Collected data
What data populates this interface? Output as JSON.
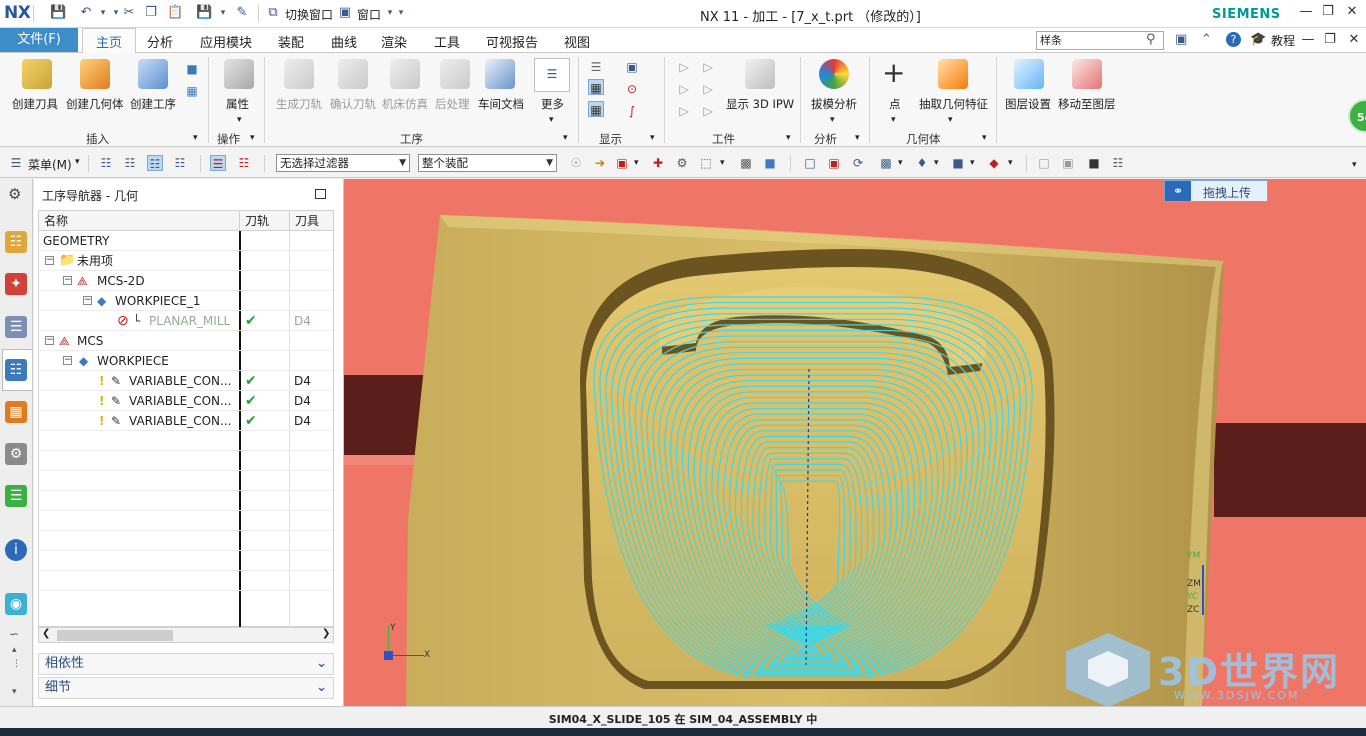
{
  "app": {
    "logo": "NX",
    "window_title": "NX 11 - 加工 - [7_x_t.prt （修改的）]",
    "brand": "SIEMENS",
    "quick_access": {
      "switch_window": "切换窗口",
      "window_menu": "窗口"
    }
  },
  "menubar": {
    "file": "文件(F)",
    "tabs": [
      "主页",
      "分析",
      "应用模块",
      "装配",
      "曲线",
      "渲染",
      "工具",
      "可视报告",
      "视图"
    ],
    "active_tab": "主页",
    "search_placeholder": "样条",
    "tutorial": "教程"
  },
  "ribbon": {
    "insert": {
      "buttons": [
        "创建刀具",
        "创建几何体",
        "创建工序"
      ],
      "group": "插入"
    },
    "operation": {
      "buttons": [
        "属性"
      ],
      "group": "操作"
    },
    "procedure": {
      "buttons": [
        "生成刀轨",
        "确认刀轨",
        "机床仿真",
        "后处理",
        "车间文档",
        "更多"
      ],
      "group": "工序"
    },
    "display": {
      "group": "显示"
    },
    "workpiece": {
      "buttons": [
        "显示 3D IPW"
      ],
      "group": "工件"
    },
    "analysis": {
      "buttons": [
        "拔模分析"
      ],
      "group": "分析"
    },
    "geometry": {
      "buttons": [
        "点",
        "抽取几何特征"
      ],
      "group": "几何体"
    },
    "layers": {
      "buttons": [
        "图层设置",
        "移动至图层"
      ]
    },
    "badge": "54"
  },
  "seltoolbar": {
    "menu": "菜单(M)",
    "filter": "无选择过滤器",
    "scope": "整个装配"
  },
  "navigator": {
    "title": "工序导航器 - 几何",
    "columns": [
      "名称",
      "刀轨",
      "刀具"
    ],
    "rows": [
      {
        "name": "GEOMETRY",
        "path": "",
        "tool": ""
      },
      {
        "name": "未用项",
        "path": "",
        "tool": ""
      },
      {
        "name": "MCS-2D",
        "path": "",
        "tool": ""
      },
      {
        "name": "WORKPIECE_1",
        "path": "",
        "tool": ""
      },
      {
        "name": "PLANAR_MILL",
        "path": "✔",
        "tool": "D4"
      },
      {
        "name": "MCS",
        "path": "",
        "tool": ""
      },
      {
        "name": "WORKPIECE",
        "path": "",
        "tool": ""
      },
      {
        "name": "VARIABLE_CON...",
        "path": "✔",
        "tool": "D4"
      },
      {
        "name": "VARIABLE_CON...",
        "path": "✔",
        "tool": "D4"
      },
      {
        "name": "VARIABLE_CON...",
        "path": "✔",
        "tool": "D4"
      }
    ],
    "panels": [
      "相依性",
      "细节"
    ]
  },
  "viewport": {
    "upload_button": "拖拽上传",
    "triad_labels": [
      "YM",
      "ZM",
      "YC",
      "ZC"
    ],
    "wcs_labels": [
      "Y",
      "X"
    ],
    "watermark": "3D世界网",
    "watermark_url": "WWW.3DSJW.COM"
  },
  "statusbar": {
    "text": "SIM04_X_SLIDE_105 在 SIM_04_ASSEMBLY 中"
  }
}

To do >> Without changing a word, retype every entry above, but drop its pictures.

Response area >>
What data populates this interface? Output as JSON.
{
  "app": {
    "logo": "NX",
    "window_title": "NX 11 - 加工 - [7_x_t.prt （修改的）]",
    "brand": "SIEMENS",
    "quick_access": {
      "switch_window": "切换窗口",
      "window_menu": "窗口"
    }
  },
  "menubar": {
    "file": "文件(F)",
    "tabs": [
      "主页",
      "分析",
      "应用模块",
      "装配",
      "曲线",
      "渲染",
      "工具",
      "可视报告",
      "视图"
    ],
    "active_tab": "主页",
    "search_placeholder": "样条",
    "tutorial": "教程"
  },
  "ribbon": {
    "insert": {
      "buttons": [
        "创建刀具",
        "创建几何体",
        "创建工序"
      ],
      "group": "插入"
    },
    "operation": {
      "buttons": [
        "属性"
      ],
      "group": "操作"
    },
    "procedure": {
      "buttons": [
        "生成刀轨",
        "确认刀轨",
        "机床仿真",
        "后处理",
        "车间文档",
        "更多"
      ],
      "group": "工序"
    },
    "display": {
      "group": "显示"
    },
    "workpiece": {
      "buttons": [
        "显示 3D IPW"
      ],
      "group": "工件"
    },
    "analysis": {
      "buttons": [
        "拔模分析"
      ],
      "group": "分析"
    },
    "geometry": {
      "buttons": [
        "点",
        "抽取几何特征"
      ],
      "group": "几何体"
    },
    "layers": {
      "buttons": [
        "图层设置",
        "移动至图层"
      ]
    },
    "badge": "54"
  },
  "seltoolbar": {
    "menu": "菜单(M)",
    "filter": "无选择过滤器",
    "scope": "整个装配"
  },
  "navigator": {
    "title": "工序导航器 - 几何",
    "columns": [
      "名称",
      "刀轨",
      "刀具"
    ],
    "rows": [
      {
        "name": "GEOMETRY",
        "path": "",
        "tool": ""
      },
      {
        "name": "未用项",
        "path": "",
        "tool": ""
      },
      {
        "name": "MCS-2D",
        "path": "",
        "tool": ""
      },
      {
        "name": "WORKPIECE_1",
        "path": "",
        "tool": ""
      },
      {
        "name": "PLANAR_MILL",
        "path": "✔",
        "tool": "D4"
      },
      {
        "name": "MCS",
        "path": "",
        "tool": ""
      },
      {
        "name": "WORKPIECE",
        "path": "",
        "tool": ""
      },
      {
        "name": "VARIABLE_CON...",
        "path": "✔",
        "tool": "D4"
      },
      {
        "name": "VARIABLE_CON...",
        "path": "✔",
        "tool": "D4"
      },
      {
        "name": "VARIABLE_CON...",
        "path": "✔",
        "tool": "D4"
      }
    ],
    "panels": [
      "相依性",
      "细节"
    ]
  },
  "viewport": {
    "upload_button": "拖拽上传",
    "triad_labels": [
      "YM",
      "ZM",
      "YC",
      "ZC"
    ],
    "wcs_labels": [
      "Y",
      "X"
    ],
    "watermark": "3D世界网",
    "watermark_url": "WWW.3DSJW.COM"
  },
  "statusbar": {
    "text": "SIM04_X_SLIDE_105 在 SIM_04_ASSEMBLY 中"
  }
}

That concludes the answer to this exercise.